SIBU: A pilot project ‘Healthy Mind Programme’ has been implemented in several secondary schools to screen for severe symptoms of depression.
A member of Mental Health Promotion Advisory Council Tan Sri Lee Lam Thye said students who were detected to have symptoms of stress, anxiety or depression would be given appropriate interventions, which included counselling and mental health-coping skills, in order to prevent the problem from snowballing into full-blown mental disorders.
Citing the National Health Morbidity Survey (NHMS) carried out in 2006, he said that the percentage of children and adolescents inflicted with some form of mental health problems had climbed to 20.3 per cent, from 13 per cent a decade earlier.
“The survey also showed that 14.4 per cent of the youngest respondents (between 16 and 19 years old) were also more prone to having mental health problems than the rest of the age groups.
“Hence, the findings from the pilot project (carried out in six secondary schools) should enable the government to gauge the actual state of mental health among students and decide on the best course of action to address mental health issues in the schools,” Lee said in a press statement yesterday.
The World Health Organisation (WHO) has predicted depression would become one of the largest health problems worldwide by 2020.

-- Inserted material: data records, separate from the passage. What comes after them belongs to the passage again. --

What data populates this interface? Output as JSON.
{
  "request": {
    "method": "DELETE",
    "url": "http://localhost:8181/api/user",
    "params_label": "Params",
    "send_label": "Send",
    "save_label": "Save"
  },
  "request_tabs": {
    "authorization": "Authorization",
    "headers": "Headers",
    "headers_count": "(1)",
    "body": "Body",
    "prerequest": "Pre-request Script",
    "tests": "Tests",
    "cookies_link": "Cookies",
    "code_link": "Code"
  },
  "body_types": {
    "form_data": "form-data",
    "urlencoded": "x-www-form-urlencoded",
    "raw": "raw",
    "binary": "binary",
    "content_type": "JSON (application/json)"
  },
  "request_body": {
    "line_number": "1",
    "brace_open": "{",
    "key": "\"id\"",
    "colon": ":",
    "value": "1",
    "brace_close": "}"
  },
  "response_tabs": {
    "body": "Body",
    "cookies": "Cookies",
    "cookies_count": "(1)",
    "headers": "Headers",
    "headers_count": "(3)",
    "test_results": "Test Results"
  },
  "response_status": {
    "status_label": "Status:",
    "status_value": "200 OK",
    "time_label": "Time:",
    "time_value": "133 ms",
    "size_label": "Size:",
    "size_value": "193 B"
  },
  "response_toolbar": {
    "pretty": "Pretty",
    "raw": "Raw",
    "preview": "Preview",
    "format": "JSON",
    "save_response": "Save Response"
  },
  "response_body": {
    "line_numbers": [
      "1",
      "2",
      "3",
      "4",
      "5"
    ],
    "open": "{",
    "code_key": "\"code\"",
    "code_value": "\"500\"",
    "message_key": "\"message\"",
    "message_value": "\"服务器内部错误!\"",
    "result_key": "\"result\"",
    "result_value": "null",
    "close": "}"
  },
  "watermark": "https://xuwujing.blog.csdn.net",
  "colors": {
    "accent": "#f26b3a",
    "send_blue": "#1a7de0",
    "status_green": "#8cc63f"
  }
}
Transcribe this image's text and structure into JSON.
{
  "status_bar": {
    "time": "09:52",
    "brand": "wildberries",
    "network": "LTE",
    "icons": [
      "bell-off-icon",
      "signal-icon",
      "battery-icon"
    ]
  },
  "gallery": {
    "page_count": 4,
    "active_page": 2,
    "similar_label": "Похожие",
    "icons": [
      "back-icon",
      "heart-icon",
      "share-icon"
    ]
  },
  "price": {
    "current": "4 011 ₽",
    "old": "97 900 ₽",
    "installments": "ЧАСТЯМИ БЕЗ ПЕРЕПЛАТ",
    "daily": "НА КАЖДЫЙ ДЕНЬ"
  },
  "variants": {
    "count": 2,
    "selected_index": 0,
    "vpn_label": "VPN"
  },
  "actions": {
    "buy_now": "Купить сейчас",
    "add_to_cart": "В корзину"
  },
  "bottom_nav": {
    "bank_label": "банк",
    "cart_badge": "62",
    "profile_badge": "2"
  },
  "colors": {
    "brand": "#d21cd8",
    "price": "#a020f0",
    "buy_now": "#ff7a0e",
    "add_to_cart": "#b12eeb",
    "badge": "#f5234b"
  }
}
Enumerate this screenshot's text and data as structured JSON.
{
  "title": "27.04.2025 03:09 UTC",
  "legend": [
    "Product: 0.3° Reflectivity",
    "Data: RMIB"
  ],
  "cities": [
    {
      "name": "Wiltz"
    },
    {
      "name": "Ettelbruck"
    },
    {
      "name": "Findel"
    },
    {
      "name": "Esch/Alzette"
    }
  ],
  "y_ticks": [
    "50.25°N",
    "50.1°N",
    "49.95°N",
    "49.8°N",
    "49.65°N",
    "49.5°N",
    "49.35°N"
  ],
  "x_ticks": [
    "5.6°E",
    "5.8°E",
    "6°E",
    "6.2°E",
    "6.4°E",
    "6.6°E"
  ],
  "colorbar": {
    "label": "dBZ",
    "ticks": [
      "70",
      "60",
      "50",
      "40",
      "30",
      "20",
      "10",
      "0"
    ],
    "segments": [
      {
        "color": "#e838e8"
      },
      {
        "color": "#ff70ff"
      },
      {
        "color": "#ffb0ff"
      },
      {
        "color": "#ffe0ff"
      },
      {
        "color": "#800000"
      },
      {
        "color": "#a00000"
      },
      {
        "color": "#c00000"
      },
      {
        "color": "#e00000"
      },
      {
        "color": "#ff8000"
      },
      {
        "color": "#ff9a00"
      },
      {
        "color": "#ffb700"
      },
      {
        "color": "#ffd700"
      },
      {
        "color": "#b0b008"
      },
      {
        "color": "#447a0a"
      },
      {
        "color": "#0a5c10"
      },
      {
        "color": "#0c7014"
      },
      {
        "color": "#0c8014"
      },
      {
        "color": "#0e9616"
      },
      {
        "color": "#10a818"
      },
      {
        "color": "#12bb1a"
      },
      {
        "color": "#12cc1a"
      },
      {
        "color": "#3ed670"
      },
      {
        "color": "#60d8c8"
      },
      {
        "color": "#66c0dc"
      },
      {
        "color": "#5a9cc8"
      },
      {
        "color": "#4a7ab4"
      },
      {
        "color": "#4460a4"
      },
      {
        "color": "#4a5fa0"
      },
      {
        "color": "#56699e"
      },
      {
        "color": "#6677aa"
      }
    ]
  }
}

Lee also mentioned that the National Suicide Registry Malaysia had revealed that suicide cases had climbed to 290 in 2008, from 113 in 2007.
He also observed that the increase in stress levels in schools, workplaces and elsewhere was one of the main causative factors of mental disorders.
Lee suggested that schools have more trained counsellors to guide and help students on about how to handle stress and how to cope with the many challenges of life.
Mental-health promotion activities that could be implemented in schools included promoting mental-health literacy through talks, exhibitions and quizzes. They could be organised as a form of extracurricular activities and should involve, among others, parent-teacher associations (PTAs) and school clubs.
Lee lamented that the current examination-based education system had also stressed children up.
“The issue of mental health among students must be addressed with a sense of urgency. If they do not get our help, our nation is going to be burdened with a generation suffering from serious mental health problems in an ever-increasing competitive global environment.”
He cautioned that no country or person is immune to mental health problems and their impact in psychological, social and economic terms is high.
“We need to do more to promote mental health in the country as mental health promotion improves the quality of life. We need to instill basic self-confidence in the child so that any failures or disappointments will be seen as opportunities to try again rather than as a lack of ability and taking the road to disaster.”